** EXERCISE INSTRUCTIONS **
Look through the data below and report how many lines include "text". Only the number should be given.

** INPUT MATERIAL **
────────
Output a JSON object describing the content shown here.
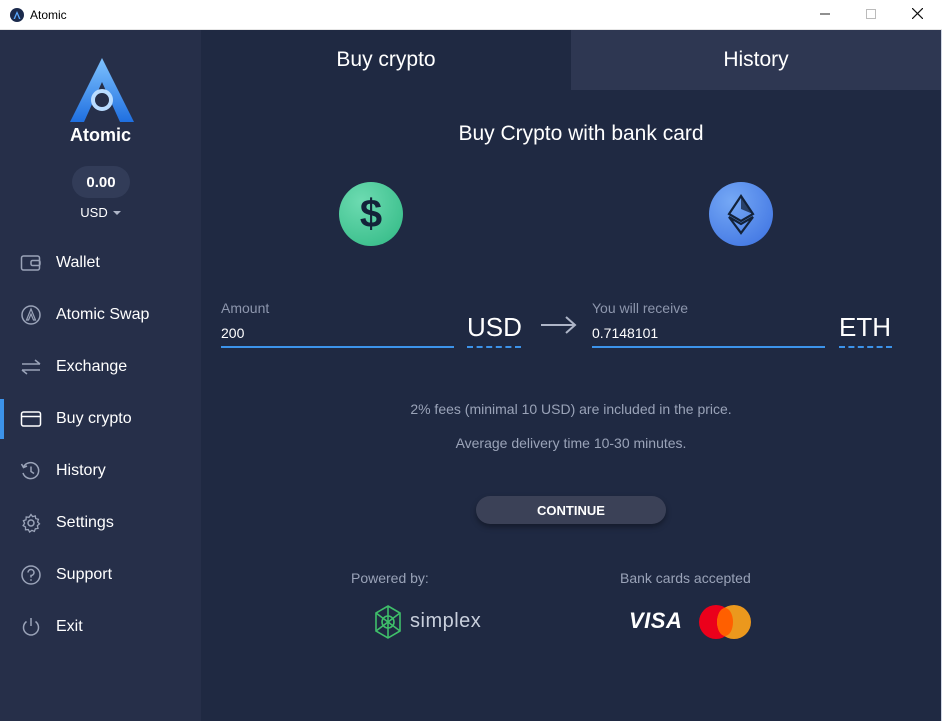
{
  "window": {
    "title": "Atomic",
    "controls": {
      "minimize": "minimize-icon",
      "maximize": "maximize-icon",
      "close": "close-icon"
    }
  },
  "sidebar": {
    "brand": "Atomic",
    "balance": "0.00",
    "currency": "USD",
    "items": [
      {
        "label": "Wallet",
        "icon": "wallet-icon"
      },
      {
        "label": "Atomic Swap",
        "icon": "atomic-swap-icon"
      },
      {
        "label": "Exchange",
        "icon": "exchange-arrows-icon"
      },
      {
        "label": "Buy crypto",
        "icon": "card-icon",
        "active": true
      },
      {
        "label": "History",
        "icon": "history-clock-icon"
      },
      {
        "label": "Settings",
        "icon": "gear-icon"
      },
      {
        "label": "Support",
        "icon": "question-circle-icon"
      },
      {
        "label": "Exit",
        "icon": "power-icon"
      }
    ]
  },
  "main": {
    "tabs": [
      {
        "label": "Buy crypto",
        "active": true
      },
      {
        "label": "History",
        "active": false
      }
    ],
    "heading": "Buy Crypto with bank card",
    "amount": {
      "label": "Amount",
      "value": "200",
      "unit": "USD"
    },
    "receive": {
      "label": "You will receive",
      "value": "0.7148101",
      "unit": "ETH"
    },
    "fees_note": "2% fees (minimal 10 USD) are included in the price.",
    "delivery_note": "Average delivery time 10-30 minutes.",
    "continue_label": "CONTINUE",
    "powered_by": "Powered by:",
    "provider": "simplex",
    "cards_accepted": "Bank cards accepted",
    "card_brands": [
      "VISA",
      "mastercard"
    ]
  },
  "colors": {
    "background": "#1f2942",
    "sidebar": "#262f49",
    "accent": "#3c93ea",
    "usd_coin": "#3cc38f",
    "eth_coin": "#4a80e8"
  }
}
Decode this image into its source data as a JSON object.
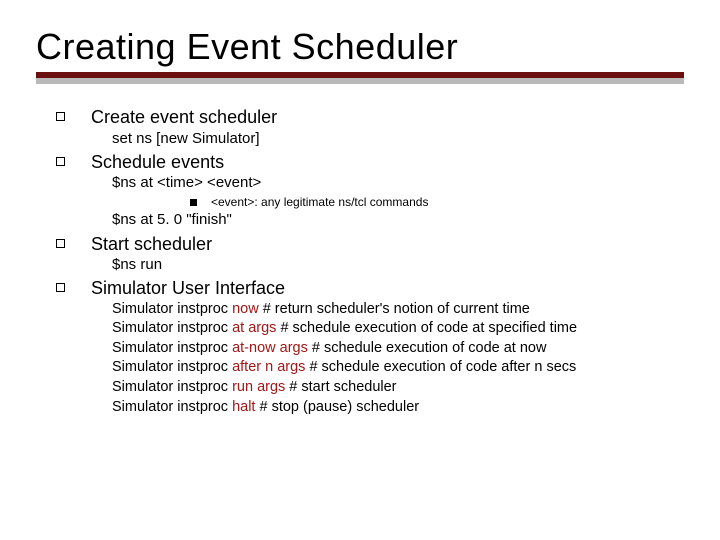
{
  "title": "Creating Event Scheduler",
  "sections": [
    {
      "heading": "Create event scheduler",
      "sub": [
        {
          "text": "set ns [new Simulator]"
        }
      ]
    },
    {
      "heading": "Schedule events",
      "sub": [
        {
          "text": "$ns at <time> <event>"
        },
        {
          "bullet": true,
          "text": "<event>: any legitimate ns/tcl commands"
        },
        {
          "text": "$ns at 5. 0 \"finish\""
        }
      ]
    },
    {
      "heading": "Start scheduler",
      "sub": [
        {
          "text": "$ns run"
        }
      ]
    },
    {
      "heading": "Simulator User Interface",
      "api": [
        {
          "prefix": "Simulator instproc ",
          "cmd": "now",
          "suffix": " # return scheduler's notion of current time"
        },
        {
          "prefix": "Simulator instproc ",
          "cmd": "at args",
          "suffix": " # schedule execution of code at specified time"
        },
        {
          "prefix": "Simulator instproc ",
          "cmd": "at-now args",
          "suffix": " # schedule execution of code at now"
        },
        {
          "prefix": "Simulator instproc ",
          "cmd": "after n args",
          "suffix": " # schedule execution of code after n secs"
        },
        {
          "prefix": "Simulator instproc ",
          "cmd": "run args",
          "suffix": " # start scheduler"
        },
        {
          "prefix": "Simulator instproc ",
          "cmd": "halt",
          "suffix": " # stop (pause) scheduler"
        }
      ]
    }
  ]
}
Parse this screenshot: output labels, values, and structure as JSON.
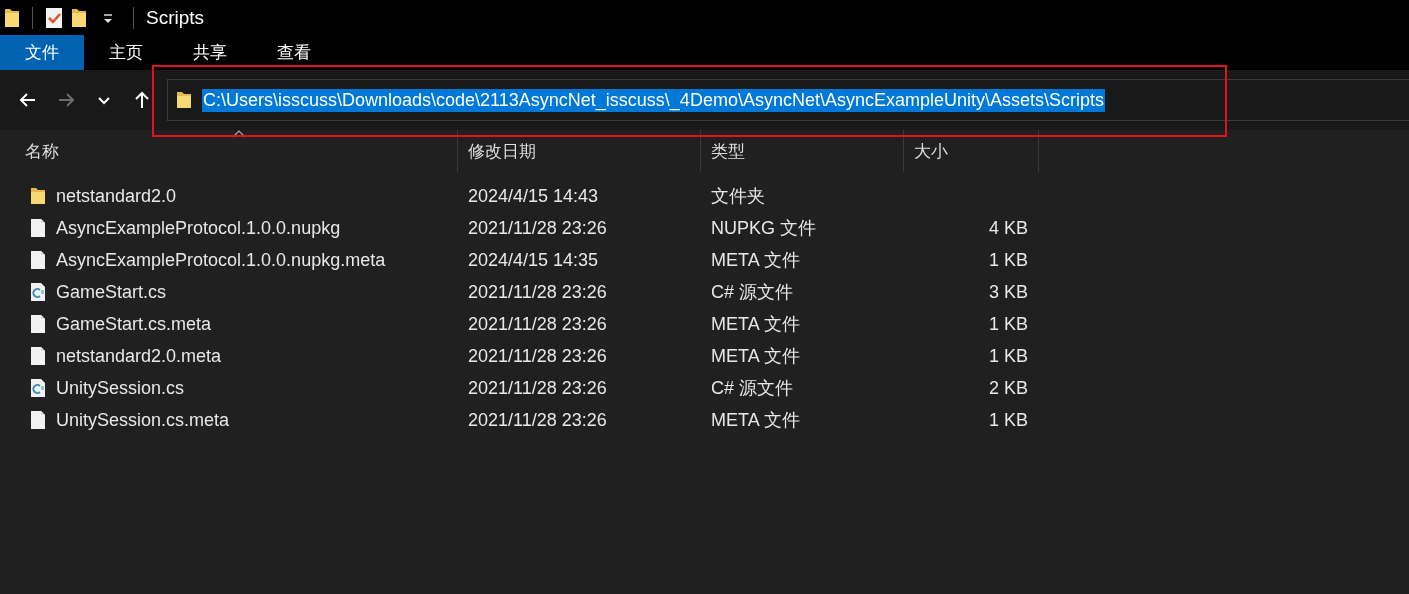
{
  "window": {
    "title": "Scripts"
  },
  "ribbon_tabs": [
    {
      "label": "文件",
      "selected": true
    },
    {
      "label": "主页",
      "selected": false
    },
    {
      "label": "共享",
      "selected": false
    },
    {
      "label": "查看",
      "selected": false
    }
  ],
  "nav_buttons": [
    {
      "kind": "back",
      "disabled": false
    },
    {
      "kind": "forward",
      "disabled": true
    },
    {
      "kind": "recent",
      "disabled": false
    },
    {
      "kind": "up",
      "disabled": false
    }
  ],
  "address": {
    "path": "C:\\Users\\isscuss\\Downloads\\code\\2113AsyncNet_isscuss\\_4Demo\\AsyncNet\\AsyncExampleUnity\\Assets\\Scripts",
    "selected": true
  },
  "table": {
    "columns": [
      "名称",
      "修改日期",
      "类型",
      "大小"
    ],
    "rows": [
      {
        "kind": "folder",
        "name": "netstandard2.0",
        "modified": "2024/4/15 14:43",
        "type": "文件夹"
      },
      {
        "kind": "file",
        "name": "AsyncExampleProtocol.1.0.0.nupkg",
        "modified": "2021/11/28 23:26",
        "type": "NUPKG 文件",
        "size": "4 KB"
      },
      {
        "kind": "file",
        "name": "AsyncExampleProtocol.1.0.0.nupkg.meta",
        "modified": "2024/4/15 14:35",
        "type": "META 文件",
        "size": "1 KB"
      },
      {
        "kind": "csharp",
        "name": "GameStart.cs",
        "modified": "2021/11/28 23:26",
        "type": "C# 源文件",
        "size": "3 KB"
      },
      {
        "kind": "file",
        "name": "GameStart.cs.meta",
        "modified": "2021/11/28 23:26",
        "type": "META 文件",
        "size": "1 KB"
      },
      {
        "kind": "file",
        "name": "netstandard2.0.meta",
        "modified": "2021/11/28 23:26",
        "type": "META 文件",
        "size": "1 KB"
      },
      {
        "kind": "csharp",
        "name": "UnitySession.cs",
        "modified": "2021/11/28 23:26",
        "type": "C# 源文件",
        "size": "2 KB"
      },
      {
        "kind": "file",
        "name": "UnitySession.cs.meta",
        "modified": "2021/11/28 23:26",
        "type": "META 文件",
        "size": "1 KB"
      }
    ]
  }
}
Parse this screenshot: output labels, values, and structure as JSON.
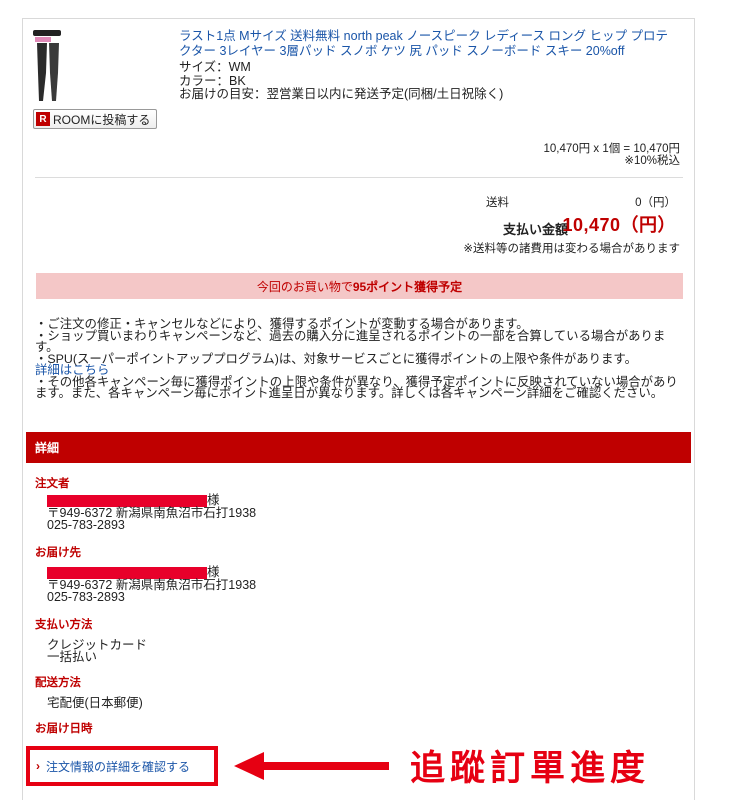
{
  "product": {
    "title": "ラスト1点 Mサイズ 送料無料 north peak ノースピーク レディース ロング ヒップ プロテクター 3レイヤー 3層パッド スノボ ケツ 尻 パッド スノーボード スキー 20%off",
    "size": "サイズ：WM",
    "color": "カラー：BK",
    "delivery_estimate": "お届けの目安：翌営業日以内に発送予定(同梱/土日祝除く)",
    "room_button": "ROOMに投稿する",
    "room_icon_letter": "R",
    "price_calc": "10,470円 x 1個 = 10,470円",
    "tax_note": "※10%税込"
  },
  "totals": {
    "shipping_label": "送料",
    "shipping_value": "0（円）",
    "payment_label": "支払い金額",
    "payment_value": "10,470（円）",
    "note": "※送料等の諸費用は変わる場合があります"
  },
  "points": {
    "prefix": "今回のお買い物で",
    "highlight": "95ポイント獲得予定"
  },
  "notes": {
    "line1": "・ご注文の修正・キャンセルなどにより、獲得するポイントが変動する場合があります。",
    "line2": "・ショップ買いまわりキャンペーンなど、過去の購入分に進呈されるポイントの一部を合算している場合があります。",
    "line3": "・SPU(スーパーポイントアッププログラム)は、対象サービスごとに獲得ポイントの上限や条件があります。",
    "link": "詳細はこちら",
    "line4": "・その他各キャンペーン毎に獲得ポイントの上限や条件が異なり、獲得予定ポイントに反映されていない場合があります。また、各キャンペーン毎にポイント進呈日が異なります。詳しくは各キャンペーン詳細をご確認ください。"
  },
  "details": {
    "heading": "詳細",
    "orderer_title": "注文者",
    "orderer_suffix": "様",
    "orderer_address": "〒949-6372 新潟県南魚沼市石打1938",
    "orderer_phone": "025-783-2893",
    "recipient_title": "お届け先",
    "recipient_suffix": "様",
    "recipient_address": "〒949-6372 新潟県南魚沼市石打1938",
    "recipient_phone": "025-783-2893",
    "payment_title": "支払い方法",
    "payment_method": "クレジットカード",
    "payment_plan": "一括払い",
    "delivery_title": "配送方法",
    "delivery_method": "宅配便(日本郵便)",
    "date_title": "お届け日時"
  },
  "confirm_link": "注文情報の詳細を確認する",
  "annotation": "追蹤訂單進度",
  "colors": {
    "brand_red": "#bf0000",
    "link_blue": "#1a55a8",
    "points_bg": "#f4c7c7",
    "annotation_red": "#e60012"
  }
}
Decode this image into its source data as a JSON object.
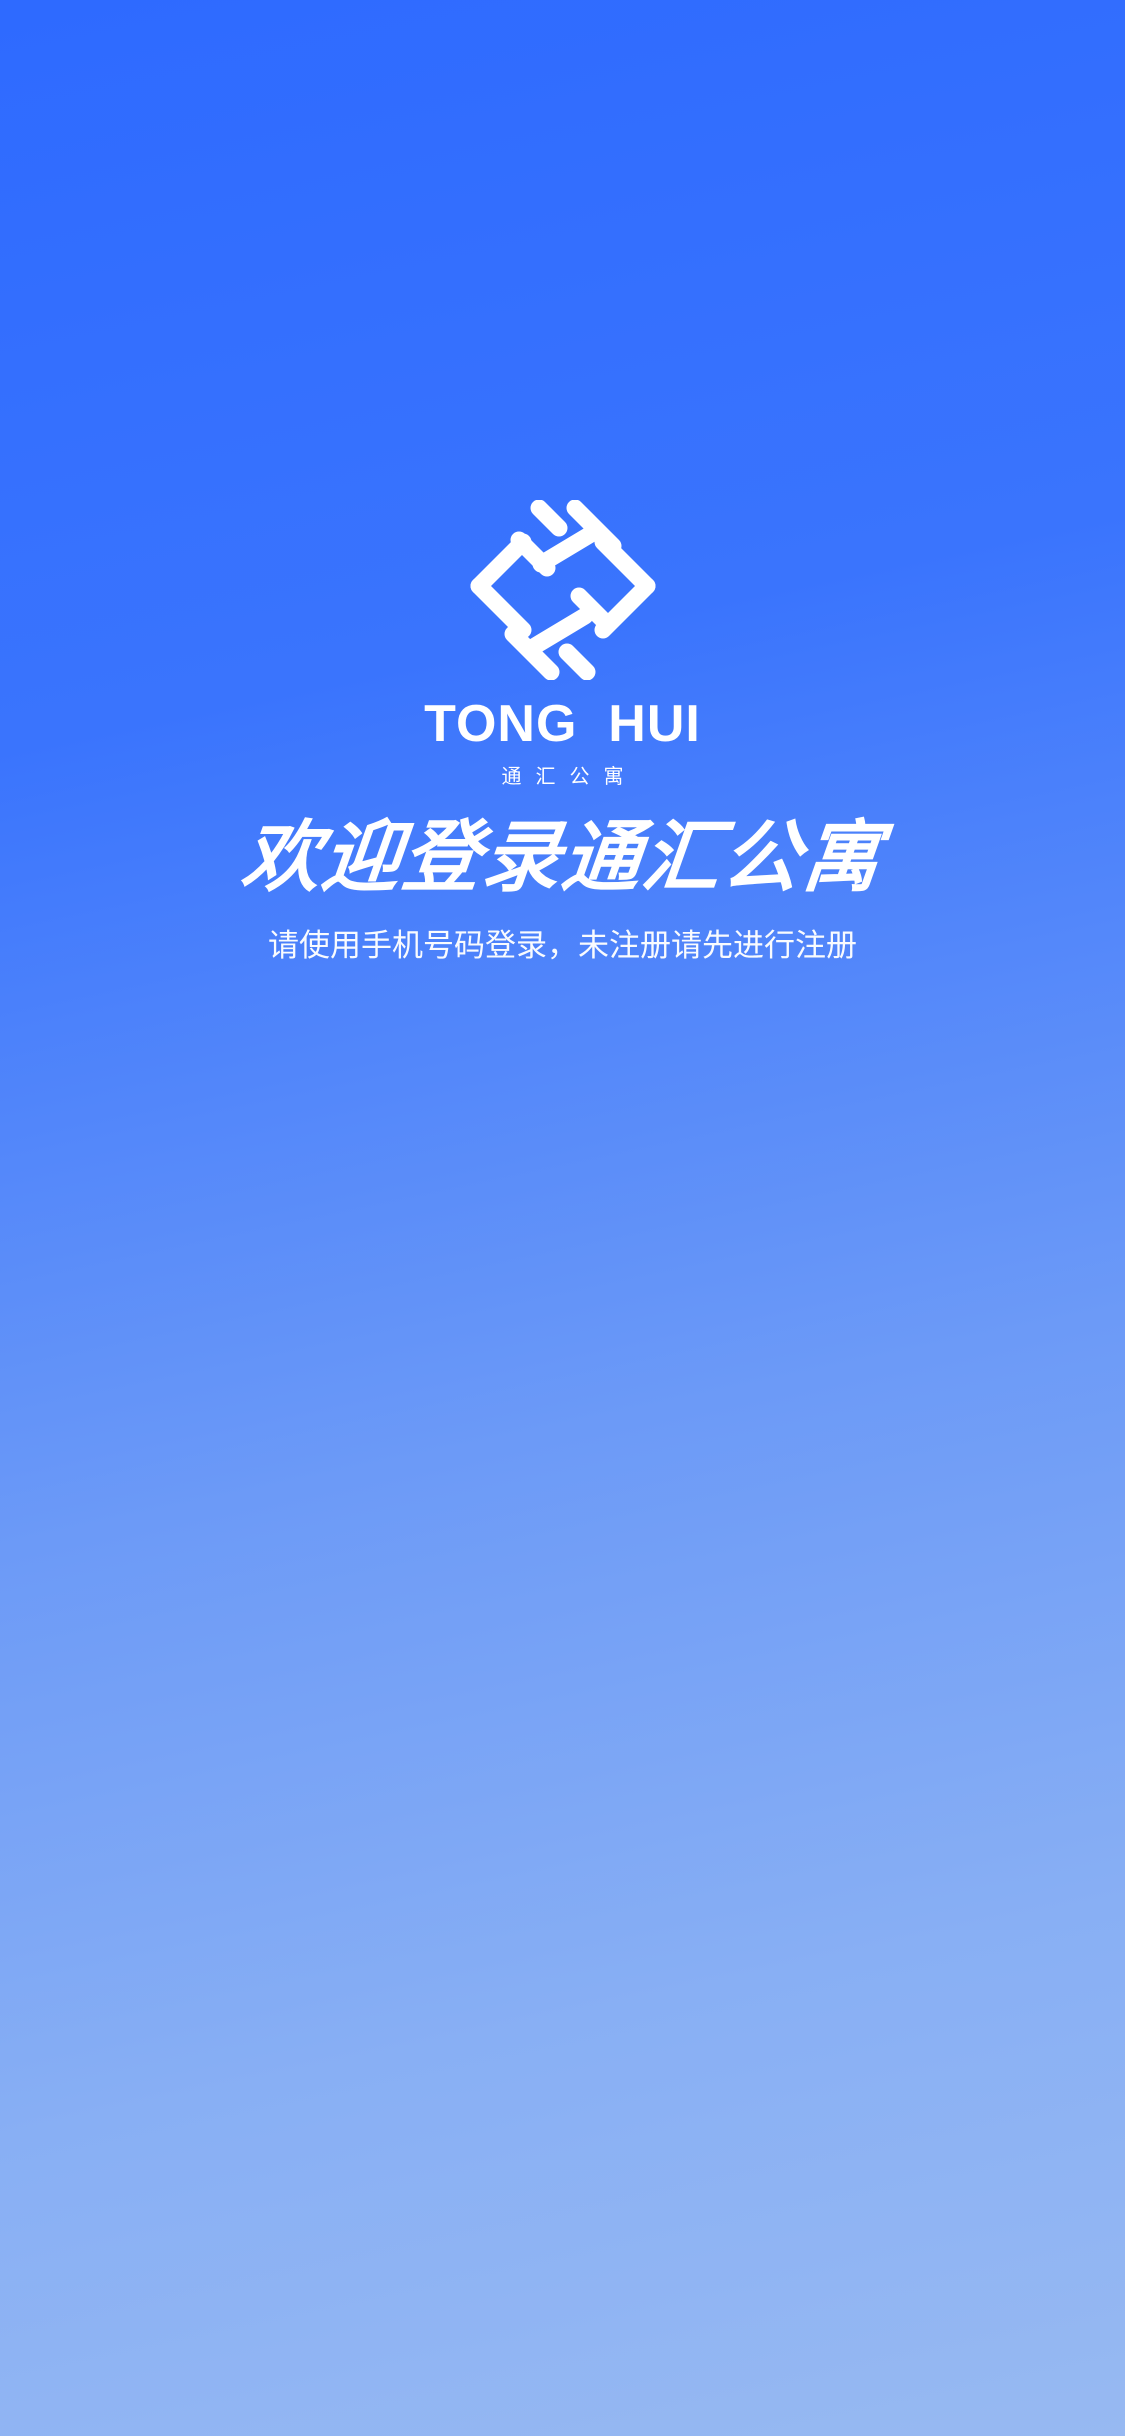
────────
** WORKED SOLUTION **
5